Would you please copy every line below that includes the string "network"?

Supplied records:
************

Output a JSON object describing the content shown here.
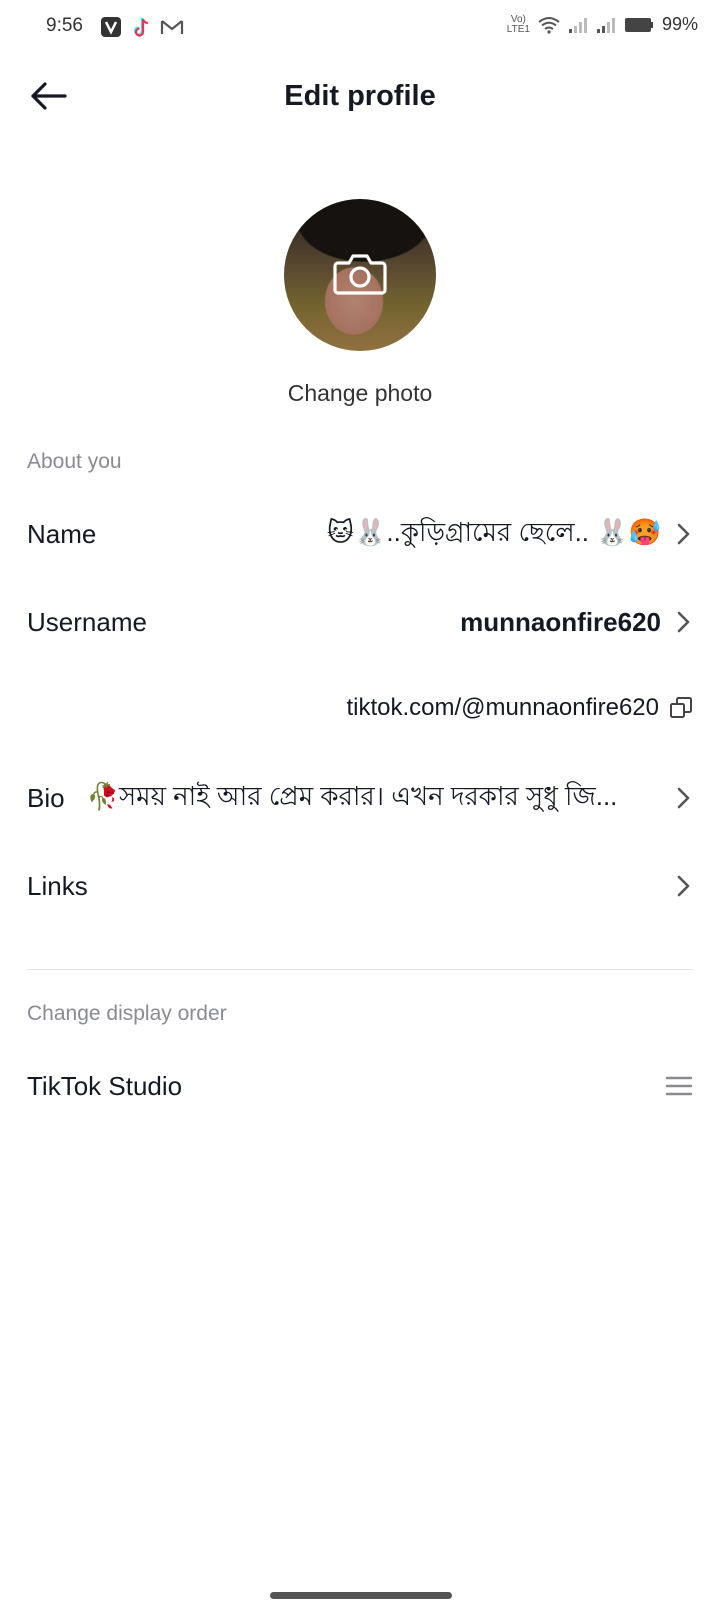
{
  "status_bar": {
    "time": "9:56",
    "battery": "99%",
    "apps": [
      "vivo-icon",
      "tiktok-icon",
      "gmail-icon"
    ]
  },
  "header": {
    "title": "Edit profile",
    "back_icon": "back-arrow-icon"
  },
  "profile_photo": {
    "change_label": "Change photo",
    "icon": "camera-icon"
  },
  "about": {
    "section_label": "About you",
    "name_label": "Name",
    "name_value": "🐱🐰..কুড়িগ্রামের ছেলে.. 🐰🥵",
    "username_label": "Username",
    "username_value": "munnaonfire620",
    "profile_link": "tiktok.com/@munnaonfire620",
    "bio_label": "Bio",
    "bio_value": "🥀সময় নাই আর প্রেম করার। এখন দরকার সুধু জি...",
    "links_label": "Links"
  },
  "display_order": {
    "section_label": "Change display order",
    "item_label": "TikTok Studio"
  },
  "colors": {
    "text_primary": "#161823",
    "text_secondary": "#8a8b91",
    "divider": "#e3e3e4"
  }
}
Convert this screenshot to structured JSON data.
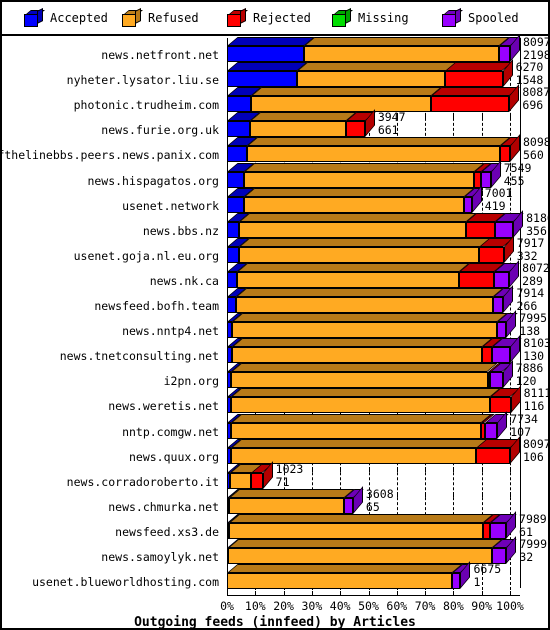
{
  "legend": {
    "items": [
      {
        "label": "Accepted",
        "color": "#0000ff",
        "icon": "cube-icon"
      },
      {
        "label": "Refused",
        "color": "#ffaa22",
        "icon": "cube-icon"
      },
      {
        "label": "Rejected",
        "color": "#ff0000",
        "icon": "cube-icon"
      },
      {
        "label": "Missing",
        "color": "#00dd00",
        "icon": "cube-icon"
      },
      {
        "label": "Spooled",
        "color": "#9900ff",
        "icon": "cube-icon"
      }
    ]
  },
  "chart_data": {
    "type": "bar",
    "orientation": "horizontal",
    "stacked": true,
    "percent_of_max": true,
    "title": "Outgoing feeds (innfeed) by Articles",
    "xlabel": "",
    "ylabel": "",
    "xlim": [
      0,
      100
    ],
    "xticks": [
      "0%",
      "10%",
      "20%",
      "30%",
      "40%",
      "50%",
      "60%",
      "70%",
      "80%",
      "90%",
      "100%"
    ],
    "grid": true,
    "legend_position": "top",
    "series_names": [
      "Accepted",
      "Refused",
      "Rejected",
      "Missing",
      "Spooled"
    ],
    "series_colors": [
      "#0000ff",
      "#ffaa22",
      "#ff0000",
      "#00dd00",
      "#9900ff"
    ],
    "categories": [
      "news.netfront.net",
      "nyheter.lysator.liu.se",
      "photonic.trudheim.com",
      "news.furie.org.uk",
      "endofthelinebbs.peers.news.panix.com",
      "news.hispagatos.org",
      "usenet.network",
      "news.bbs.nz",
      "usenet.goja.nl.eu.org",
      "news.nk.ca",
      "newsfeed.bofh.team",
      "news.nntp4.net",
      "news.tnetconsulting.net",
      "i2pn.org",
      "news.weretis.net",
      "nntp.comgw.net",
      "news.quux.org",
      "news.corradoroberto.it",
      "news.chmurka.net",
      "newsfeed.xs3.de",
      "news.samoylyk.net",
      "usenet.blueworldhosting.com"
    ],
    "rows": [
      {
        "category": "news.netfront.net",
        "total": 8097,
        "label_top": "8097",
        "label_bottom": "2198",
        "accepted_pct": 27.1,
        "refused_pct": 69.0,
        "rejected_pct": 0.0,
        "missing_pct": 0.0,
        "spooled_pct": 3.9,
        "total_pct": 100.0
      },
      {
        "category": "nyheter.lysator.liu.se",
        "total": 6270,
        "label_top": "6270",
        "label_bottom": "1548",
        "accepted_pct": 24.7,
        "refused_pct": 52.5,
        "rejected_pct": 20.2,
        "missing_pct": 0.0,
        "spooled_pct": 0.0,
        "total_pct": 77.4
      },
      {
        "category": "photonic.trudheim.com",
        "total": 8087,
        "label_top": "8087",
        "label_bottom": "696",
        "accepted_pct": 8.6,
        "refused_pct": 63.5,
        "rejected_pct": 27.7,
        "missing_pct": 0.0,
        "spooled_pct": 0.0,
        "total_pct": 99.9
      },
      {
        "category": "news.furie.org.uk",
        "total": 3947,
        "label_top": "3947",
        "label_bottom": "661",
        "accepted_pct": 8.2,
        "refused_pct": 33.9,
        "rejected_pct": 6.6,
        "missing_pct": 0.0,
        "spooled_pct": 0.0,
        "total_pct": 48.7
      },
      {
        "category": "endofthelinebbs.peers.news.panix.com",
        "total": 8098,
        "label_top": "8098",
        "label_bottom": "560",
        "accepted_pct": 6.9,
        "refused_pct": 89.5,
        "rejected_pct": 3.6,
        "missing_pct": 0.0,
        "spooled_pct": 0.0,
        "total_pct": 100.0
      },
      {
        "category": "news.hispagatos.org",
        "total": 7549,
        "label_top": "7549",
        "label_bottom": "455",
        "accepted_pct": 6.0,
        "refused_pct": 81.2,
        "rejected_pct": 2.6,
        "missing_pct": 0.0,
        "spooled_pct": 3.4,
        "total_pct": 93.2
      },
      {
        "category": "usenet.network",
        "total": 7001,
        "label_top": "7001",
        "label_bottom": "419",
        "accepted_pct": 6.0,
        "refused_pct": 77.8,
        "rejected_pct": 0.0,
        "missing_pct": 0.0,
        "spooled_pct": 2.7,
        "total_pct": 86.5
      },
      {
        "category": "news.bbs.nz",
        "total": 8186,
        "label_top": "8186",
        "label_bottom": "356",
        "accepted_pct": 4.3,
        "refused_pct": 80.3,
        "rejected_pct": 10.1,
        "missing_pct": 0.0,
        "spooled_pct": 6.4,
        "total_pct": 101.1
      },
      {
        "category": "usenet.goja.nl.eu.org",
        "total": 7917,
        "label_top": "7917",
        "label_bottom": "332",
        "accepted_pct": 4.2,
        "refused_pct": 85.0,
        "rejected_pct": 8.6,
        "missing_pct": 0.0,
        "spooled_pct": 0.0,
        "total_pct": 97.8
      },
      {
        "category": "news.nk.ca",
        "total": 8072,
        "label_top": "8072",
        "label_bottom": "289",
        "accepted_pct": 3.6,
        "refused_pct": 78.3,
        "rejected_pct": 12.4,
        "missing_pct": 0.0,
        "spooled_pct": 5.4,
        "total_pct": 99.7
      },
      {
        "category": "newsfeed.bofh.team",
        "total": 7914,
        "label_top": "7914",
        "label_bottom": "266",
        "accepted_pct": 3.3,
        "refused_pct": 90.7,
        "rejected_pct": 0.0,
        "missing_pct": 0.0,
        "spooled_pct": 3.7,
        "total_pct": 97.7
      },
      {
        "category": "news.nntp4.net",
        "total": 7995,
        "label_top": "7995",
        "label_bottom": "138",
        "accepted_pct": 1.7,
        "refused_pct": 93.6,
        "rejected_pct": 0.0,
        "missing_pct": 0.0,
        "spooled_pct": 3.4,
        "total_pct": 98.7
      },
      {
        "category": "news.tnetconsulting.net",
        "total": 8103,
        "label_top": "8103",
        "label_bottom": "130",
        "accepted_pct": 1.6,
        "refused_pct": 88.5,
        "rejected_pct": 3.4,
        "missing_pct": 0.0,
        "spooled_pct": 6.6,
        "total_pct": 100.1
      },
      {
        "category": "i2pn.org",
        "total": 7886,
        "label_top": "7886",
        "label_bottom": "120",
        "accepted_pct": 1.5,
        "refused_pct": 90.6,
        "rejected_pct": 0.9,
        "missing_pct": 0.0,
        "spooled_pct": 4.4,
        "total_pct": 97.4
      },
      {
        "category": "news.weretis.net",
        "total": 8111,
        "label_top": "8111",
        "label_bottom": "116",
        "accepted_pct": 1.4,
        "refused_pct": 91.6,
        "rejected_pct": 7.2,
        "missing_pct": 0.0,
        "spooled_pct": 0.0,
        "total_pct": 100.2
      },
      {
        "category": "nntp.comgw.net",
        "total": 7734,
        "label_top": "7734",
        "label_bottom": "107",
        "accepted_pct": 1.4,
        "refused_pct": 88.5,
        "rejected_pct": 1.1,
        "missing_pct": 0.0,
        "spooled_pct": 4.5,
        "total_pct": 95.5
      },
      {
        "category": "news.quux.org",
        "total": 8097,
        "label_top": "8097",
        "label_bottom": "106",
        "accepted_pct": 1.3,
        "refused_pct": 86.8,
        "rejected_pct": 11.9,
        "missing_pct": 0.0,
        "spooled_pct": 0.0,
        "total_pct": 100.0
      },
      {
        "category": "news.corradoroberto.it",
        "total": 1023,
        "label_top": "1023",
        "label_bottom": "71",
        "accepted_pct": 0.9,
        "refused_pct": 7.7,
        "rejected_pct": 4.0,
        "missing_pct": 0.0,
        "spooled_pct": 0.0,
        "total_pct": 12.6
      },
      {
        "category": "news.chmurka.net",
        "total": 3608,
        "label_top": "3608",
        "label_bottom": "65",
        "accepted_pct": 0.8,
        "refused_pct": 40.5,
        "rejected_pct": 0.0,
        "missing_pct": 0.0,
        "spooled_pct": 3.2,
        "total_pct": 44.5
      },
      {
        "category": "newsfeed.xs3.de",
        "total": 7989,
        "label_top": "7989",
        "label_bottom": "61",
        "accepted_pct": 0.8,
        "refused_pct": 89.6,
        "rejected_pct": 2.4,
        "missing_pct": 0.0,
        "spooled_pct": 5.8,
        "total_pct": 98.6
      },
      {
        "category": "news.samoylyk.net",
        "total": 7999,
        "label_top": "7999",
        "label_bottom": "32",
        "accepted_pct": 0.4,
        "refused_pct": 93.2,
        "rejected_pct": 0.0,
        "missing_pct": 0.0,
        "spooled_pct": 5.1,
        "total_pct": 98.7
      },
      {
        "category": "usenet.blueworldhosting.com",
        "total": 6675,
        "label_top": "6675",
        "label_bottom": "1",
        "accepted_pct": 0.0,
        "refused_pct": 79.5,
        "rejected_pct": 0.0,
        "missing_pct": 0.0,
        "spooled_pct": 3.0,
        "total_pct": 82.5
      }
    ]
  }
}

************

Response to the task:
      "usenet.network",
        "category": "usenet.network",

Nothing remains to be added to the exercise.